* [Your task]: Give the number of lines in the following entries that contain the word "Новоподрезково", with nothing added.

··· Exercise materials ···

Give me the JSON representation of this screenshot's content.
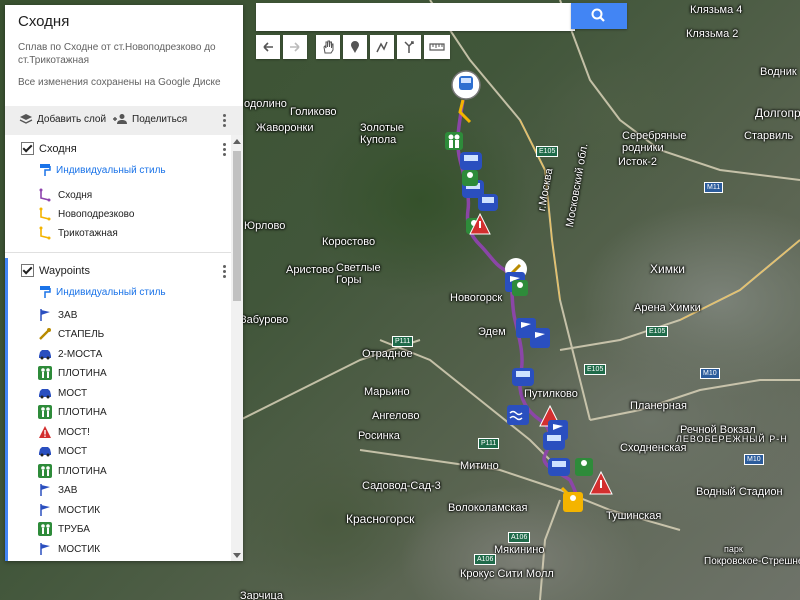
{
  "search": {
    "placeholder": ""
  },
  "toolbar": {
    "tools": [
      {
        "name": "undo-icon"
      },
      {
        "name": "redo-icon"
      },
      {
        "name": "hand-icon"
      },
      {
        "name": "marker-icon"
      },
      {
        "name": "draw-line-icon"
      },
      {
        "name": "directions-icon"
      },
      {
        "name": "ruler-icon"
      }
    ]
  },
  "panel": {
    "title": "Сходня",
    "description": "Сплав по Сходне от ст.Новоподрезково до ст.Трикотажная",
    "saved": "Все изменения сохранены на Google Диске",
    "add_layer": "Добавить слой",
    "share": "Поделиться"
  },
  "layers": [
    {
      "title": "Сходня",
      "style": "Индивидуальный стиль",
      "items": [
        {
          "label": "Сходня",
          "icon": "route-icon",
          "color": "#8e44ad"
        },
        {
          "label": "Новоподрезково",
          "icon": "route-icon",
          "color": "#f4b400"
        },
        {
          "label": "Трикотажная",
          "icon": "route-icon",
          "color": "#f4b400"
        }
      ]
    },
    {
      "title": "Waypoints",
      "style": "Индивидуальный стиль",
      "items": [
        {
          "label": "ЗАВ",
          "icon": "flag-icon"
        },
        {
          "label": "СТАПЕЛЬ",
          "icon": "key-icon"
        },
        {
          "label": "2-МОСТА",
          "icon": "car-icon"
        },
        {
          "label": "ПЛОТИНА",
          "icon": "hikers-icon"
        },
        {
          "label": "МОСТ",
          "icon": "car-icon"
        },
        {
          "label": "ПЛОТИНА",
          "icon": "hikers-icon"
        },
        {
          "label": "МОСТ!",
          "icon": "warning-icon"
        },
        {
          "label": "МОСТ",
          "icon": "car-icon"
        },
        {
          "label": "ПЛОТИНА",
          "icon": "hikers-icon"
        },
        {
          "label": "ЗАВ",
          "icon": "flag-icon"
        },
        {
          "label": "МОСТИК",
          "icon": "flag-icon"
        },
        {
          "label": "ТРУБА",
          "icon": "hikers-icon"
        },
        {
          "label": "МОСТИК",
          "icon": "flag-icon"
        }
      ]
    }
  ],
  "map_labels": [
    {
      "text": "Клязьма 4",
      "kind": "normal"
    },
    {
      "text": "Клязьма 2",
      "kind": "normal"
    },
    {
      "text": "Водник",
      "kind": "normal"
    },
    {
      "text": "Долгопр",
      "kind": "big"
    },
    {
      "text": "Серебряные родники",
      "kind": "normal"
    },
    {
      "text": "Исток-2",
      "kind": "normal"
    },
    {
      "text": "Старвиль",
      "kind": "normal"
    },
    {
      "text": "Голиково",
      "kind": "normal"
    },
    {
      "text": "Жаворонки",
      "kind": "normal"
    },
    {
      "text": "Золотые Купола",
      "kind": "normal"
    },
    {
      "text": "Юрлово",
      "kind": "normal"
    },
    {
      "text": "Коростово",
      "kind": "normal"
    },
    {
      "text": "Аристово",
      "kind": "normal"
    },
    {
      "text": "Светлые Горы",
      "kind": "normal"
    },
    {
      "text": "Химки",
      "kind": "big"
    },
    {
      "text": "Арена Химки",
      "kind": "normal"
    },
    {
      "text": "Новогорск",
      "kind": "normal"
    },
    {
      "text": "Эдем",
      "kind": "normal"
    },
    {
      "text": "Отрадное",
      "kind": "normal"
    },
    {
      "text": "Марьино",
      "kind": "normal"
    },
    {
      "text": "Путилково",
      "kind": "normal"
    },
    {
      "text": "Планерная",
      "kind": "normal"
    },
    {
      "text": "Ангелово",
      "kind": "normal"
    },
    {
      "text": "Речной Вокзал",
      "kind": "normal"
    },
    {
      "text": "Сходненская",
      "kind": "normal"
    },
    {
      "text": "ЛЕВОБЕРЕЖНЫЙ Р-Н",
      "kind": "cap"
    },
    {
      "text": "Росинка",
      "kind": "normal"
    },
    {
      "text": "Митино",
      "kind": "normal"
    },
    {
      "text": "Водный Стадион",
      "kind": "normal"
    },
    {
      "text": "Садовод-Сад-3",
      "kind": "normal"
    },
    {
      "text": "Волоколамская",
      "kind": "normal"
    },
    {
      "text": "Красногорск",
      "kind": "big"
    },
    {
      "text": "Тушинская",
      "kind": "normal"
    },
    {
      "text": "Мякинино",
      "kind": "normal"
    },
    {
      "text": "Покровское-Стрешнево",
      "kind": "normal"
    },
    {
      "text": "Крокус Сити Молл",
      "kind": "normal"
    },
    {
      "text": "Забурово",
      "kind": "normal"
    },
    {
      "text": "Московский обл.",
      "kind": "normal"
    },
    {
      "text": "г.Москва",
      "kind": "normal"
    },
    {
      "text": "одолино",
      "kind": "normal"
    },
    {
      "text": "парк",
      "kind": "normal"
    },
    {
      "text": "Зарчица",
      "kind": "normal"
    }
  ],
  "road_shields": [
    "E105",
    "M11",
    "E105",
    "M10",
    "P111",
    "P111",
    "E105",
    "A106",
    "A106",
    "M10"
  ]
}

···

* [Output for this exercise]: 2